Sleeping pills

As suggested by the name, sleeping pills are used to encourage and extend sleep in people who may otherwise struggle to achieve those effects. Whether related to stress, underlying health problems or clinical insomnia, many people struggle with irregular bedtime habits, leading to the advent of sleeping medication as a helping hand.

When used safely, sleeping pills can have a positive effect on those who need them most. Yet, when mixed with alcohol, the sedative and hypnotic effects of sleeping pills can be multiplied, increasing the risk of overdose. Even one alcoholic drink can be dangerous when combined with sleeping pills, so professional advice tells us to avoid that nightcap when trying to nod off.

If you are concerned about excessive drinking, or a damaging relationship with alcohol, our dedicated alcohol support services can be of immense benefit. Get in touch today to begin your journey to recovery.



The synergy between cocaine and booze-fuelled nightlife presents perhaps the most dangerous likelihood of mixing alcohol and medications. Those predisposed to cocaine misuse tend to socialise in spaces where alcohol is readily available. Pubs. Gigs. Nightclubs. The recreational popularity of cocaine makes alcohol a common companion, but the negative consequences of such a combination far outweigh the short-term high.

When alcohol and cocaine interact, they create a third chemical in the body: cocaethelylene, which causes heart problems and liver damage. When levels of cocaethelylene are built up in the body through repeated cocaine and alcohol abuse, the risk of heart attack and liver failure increases. As such, both substances should definitely be avoided to maintain a healthy lifestyle.

We specialise in the treatment of cocaine addiction, and further information is available here. Request a free call back to start the admission process, or merely to access the advice you need to make informed decisions.



While campaigners are keen to illustrate the medicinal qualities of cannabis in the carefully monitored treatment of specific conditions, it remains an illegal Class B drug in the UK. Nevertheless, it has always proven difficult for authorities to totally eradicate recreational use, and that makes interaction between marijuana and alcohol even more likely.

Cannabis and alcohol have similar effects on the brain, but they achieve those results in different ways. While cannabis affects the cannabinoid receptors in the brain, alcohol damages the neurotransmitters. When both substances are used simultaneously, especially at high doses, the effects of each are enhanced, leading to increased sensory impairment, decreased perceptive judgment and a greater chance of overdose.

Our team specialises in cannabis addiction, helping a broad range of people to overcome the vagaries of a difficult condition. For more information about our detox programme, and our wider expertise in treating cannabis addiction, click here.


ADHD medications

Attention deficit hyperactivity disorder (ADHD) is characterised by troubled attention spans, restlessness, hyperactivity and impulsive behaviour. The classic imagery of ADHD belongs to that of a child misbehaving in class, seeking attention but struggling to interact.
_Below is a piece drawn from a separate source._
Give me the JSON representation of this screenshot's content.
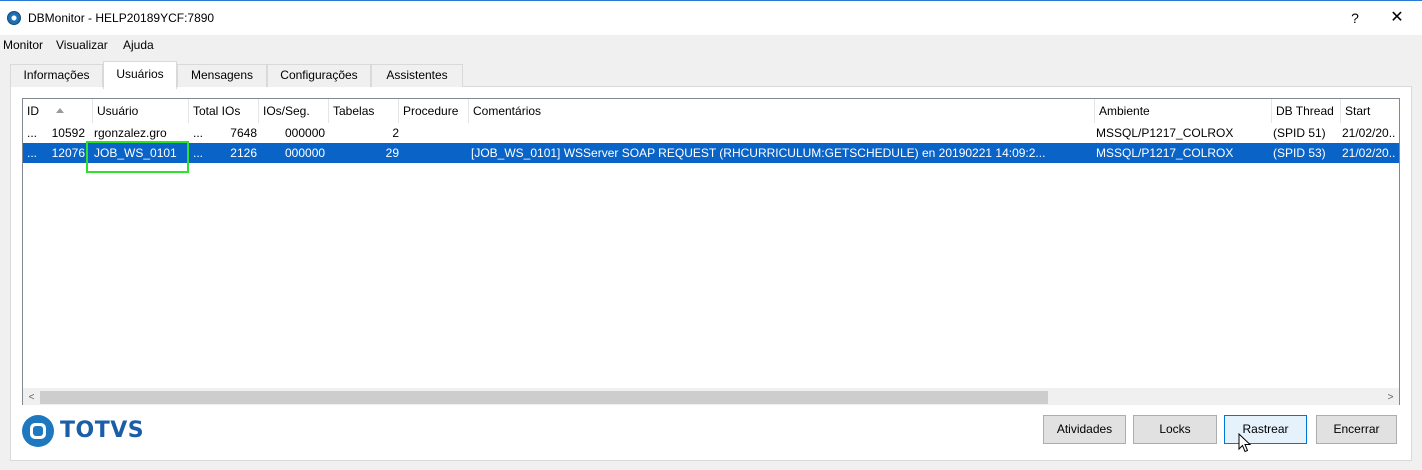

However, the condition also effects adults, and medication is often prescribed to treat the condition.

Mixing ADHD medication with alcohol can cause a myriad of health complications. The long-acting stimulants within ADHD medication can be released too early when mixed with alcohol, unleashing dangerous side effects and the potential for overdose. An elevated risk of heart problems is also associated with mixing alcohol and ADHD medications, so avoiding such a scenario is highly advised.

If you are struggling with prescription drugs, and especially with how they interact with alcohol, Cassiobury Court is here to help. Find more information throughout our website or get in touch if you have a more detailed question.

For additional support, education and guidance on all aspects of drugs, alcohol and their complex interactions, contact our dedicated team today on 0800 001 4070. Together, we can decode the causes, trends and themes of addiction, helping you enjoy a healthier life.